Aim of the task: Where does the string "title" occur in the records below? Copy every line that holds it.

Record set:
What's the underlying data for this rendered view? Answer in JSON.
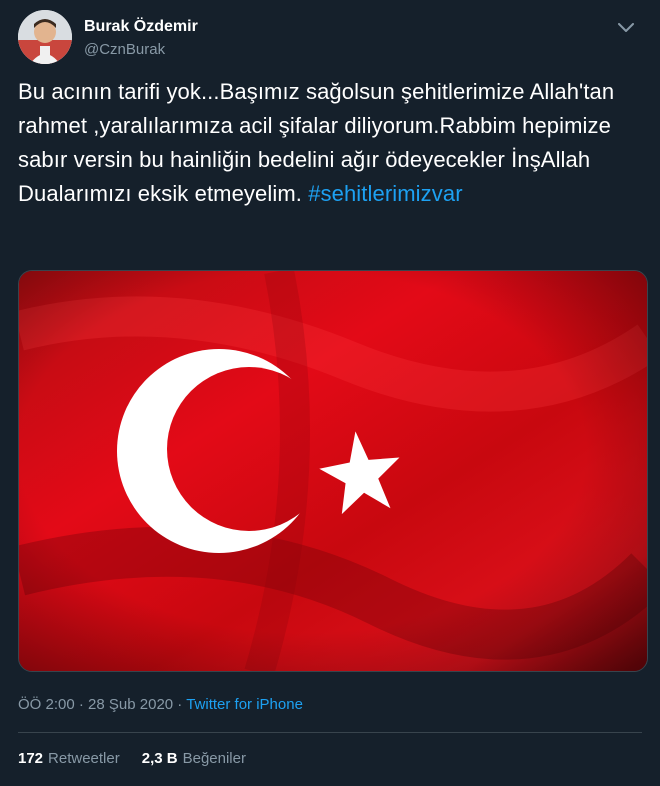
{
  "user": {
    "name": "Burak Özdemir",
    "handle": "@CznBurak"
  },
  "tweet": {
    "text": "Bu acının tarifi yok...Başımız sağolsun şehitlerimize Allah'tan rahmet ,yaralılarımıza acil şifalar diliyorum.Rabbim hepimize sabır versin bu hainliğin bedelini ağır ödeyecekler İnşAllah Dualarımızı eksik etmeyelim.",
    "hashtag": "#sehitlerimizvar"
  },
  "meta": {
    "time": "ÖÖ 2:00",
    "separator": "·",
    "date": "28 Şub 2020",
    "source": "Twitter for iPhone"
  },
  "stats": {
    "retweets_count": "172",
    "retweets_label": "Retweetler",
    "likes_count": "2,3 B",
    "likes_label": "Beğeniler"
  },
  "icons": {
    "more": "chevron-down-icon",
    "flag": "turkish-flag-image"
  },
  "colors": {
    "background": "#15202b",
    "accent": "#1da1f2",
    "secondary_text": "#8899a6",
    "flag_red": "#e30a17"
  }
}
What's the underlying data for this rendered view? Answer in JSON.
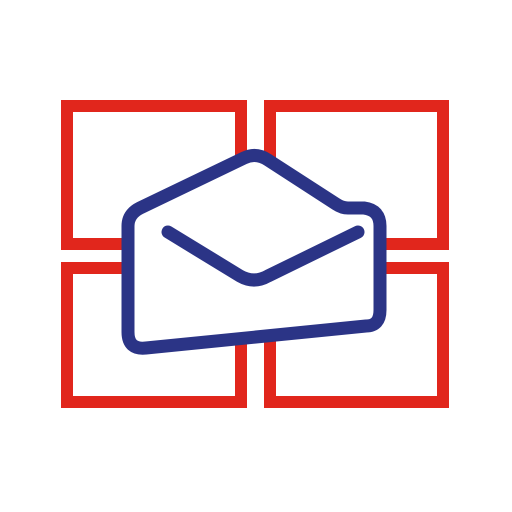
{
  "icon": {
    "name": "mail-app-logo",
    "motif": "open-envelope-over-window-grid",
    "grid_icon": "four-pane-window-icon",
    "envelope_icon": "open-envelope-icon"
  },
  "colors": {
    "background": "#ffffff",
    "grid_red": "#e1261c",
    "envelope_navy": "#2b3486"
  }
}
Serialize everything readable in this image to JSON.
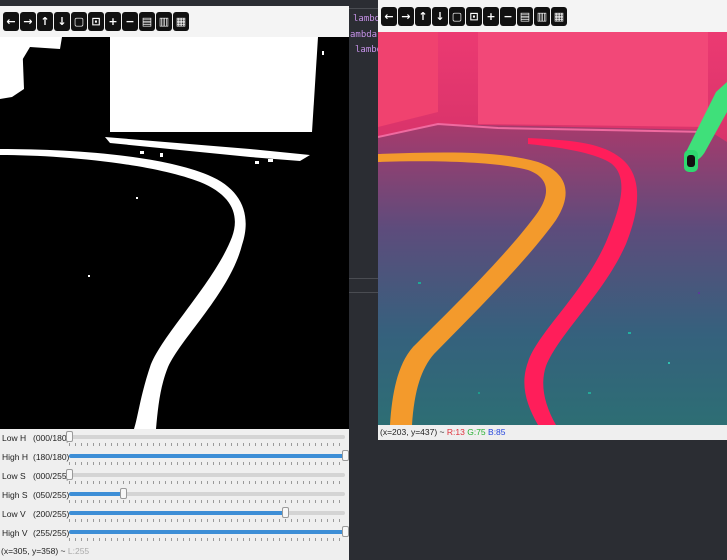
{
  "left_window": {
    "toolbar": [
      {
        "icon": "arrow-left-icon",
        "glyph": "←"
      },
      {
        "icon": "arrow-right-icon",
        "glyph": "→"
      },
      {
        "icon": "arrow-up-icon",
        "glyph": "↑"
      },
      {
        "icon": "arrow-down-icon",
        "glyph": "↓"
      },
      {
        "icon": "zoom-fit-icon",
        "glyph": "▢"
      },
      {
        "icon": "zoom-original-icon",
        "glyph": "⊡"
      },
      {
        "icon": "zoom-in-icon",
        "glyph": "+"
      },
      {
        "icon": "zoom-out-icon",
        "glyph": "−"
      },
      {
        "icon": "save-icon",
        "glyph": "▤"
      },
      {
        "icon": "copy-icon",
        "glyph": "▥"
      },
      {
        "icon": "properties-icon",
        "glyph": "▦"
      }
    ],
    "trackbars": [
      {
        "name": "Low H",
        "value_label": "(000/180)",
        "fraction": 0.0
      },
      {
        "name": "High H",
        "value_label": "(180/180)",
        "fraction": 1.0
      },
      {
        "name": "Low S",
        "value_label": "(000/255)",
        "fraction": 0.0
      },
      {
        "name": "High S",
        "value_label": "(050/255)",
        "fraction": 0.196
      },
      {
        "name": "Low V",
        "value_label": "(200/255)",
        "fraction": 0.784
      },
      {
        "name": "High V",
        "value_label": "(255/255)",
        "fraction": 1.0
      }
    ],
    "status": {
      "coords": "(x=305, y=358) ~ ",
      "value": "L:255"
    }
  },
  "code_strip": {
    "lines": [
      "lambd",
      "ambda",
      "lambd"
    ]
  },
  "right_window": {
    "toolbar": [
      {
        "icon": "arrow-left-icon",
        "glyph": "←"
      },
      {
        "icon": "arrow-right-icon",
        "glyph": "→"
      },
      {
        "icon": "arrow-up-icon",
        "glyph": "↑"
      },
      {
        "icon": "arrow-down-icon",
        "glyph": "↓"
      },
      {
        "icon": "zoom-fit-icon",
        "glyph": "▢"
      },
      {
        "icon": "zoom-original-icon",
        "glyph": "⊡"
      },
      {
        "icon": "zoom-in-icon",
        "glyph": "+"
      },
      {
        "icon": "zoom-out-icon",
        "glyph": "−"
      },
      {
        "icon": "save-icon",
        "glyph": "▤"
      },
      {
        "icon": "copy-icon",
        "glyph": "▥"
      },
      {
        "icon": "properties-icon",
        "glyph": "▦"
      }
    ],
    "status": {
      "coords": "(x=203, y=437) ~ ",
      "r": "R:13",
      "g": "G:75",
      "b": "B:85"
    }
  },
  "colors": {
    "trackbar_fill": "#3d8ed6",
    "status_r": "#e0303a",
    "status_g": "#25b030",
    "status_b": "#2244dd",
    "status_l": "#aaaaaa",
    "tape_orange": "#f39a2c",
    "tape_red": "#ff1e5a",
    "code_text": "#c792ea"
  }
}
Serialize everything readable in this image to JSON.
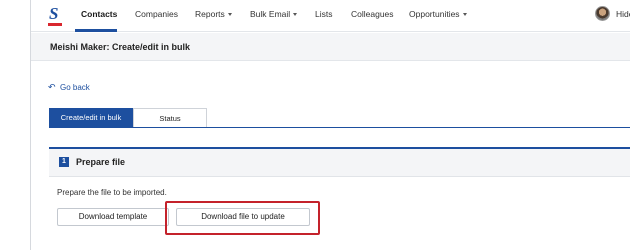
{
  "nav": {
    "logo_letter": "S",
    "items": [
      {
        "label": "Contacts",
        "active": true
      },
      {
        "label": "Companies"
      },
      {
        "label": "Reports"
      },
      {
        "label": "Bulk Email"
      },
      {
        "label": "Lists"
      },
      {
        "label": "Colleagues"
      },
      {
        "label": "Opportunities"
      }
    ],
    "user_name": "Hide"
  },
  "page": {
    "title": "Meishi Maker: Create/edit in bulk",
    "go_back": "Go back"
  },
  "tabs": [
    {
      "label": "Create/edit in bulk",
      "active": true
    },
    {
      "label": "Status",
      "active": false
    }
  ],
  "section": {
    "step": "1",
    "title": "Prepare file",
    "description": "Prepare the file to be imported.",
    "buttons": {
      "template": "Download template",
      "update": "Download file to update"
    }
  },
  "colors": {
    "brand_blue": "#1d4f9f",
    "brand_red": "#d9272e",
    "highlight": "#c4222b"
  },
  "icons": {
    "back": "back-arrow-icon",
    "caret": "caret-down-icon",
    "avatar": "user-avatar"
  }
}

The completed task:
    "title": "Meishi Maker: Create/edit in bulk",
    "title": "Prepare file",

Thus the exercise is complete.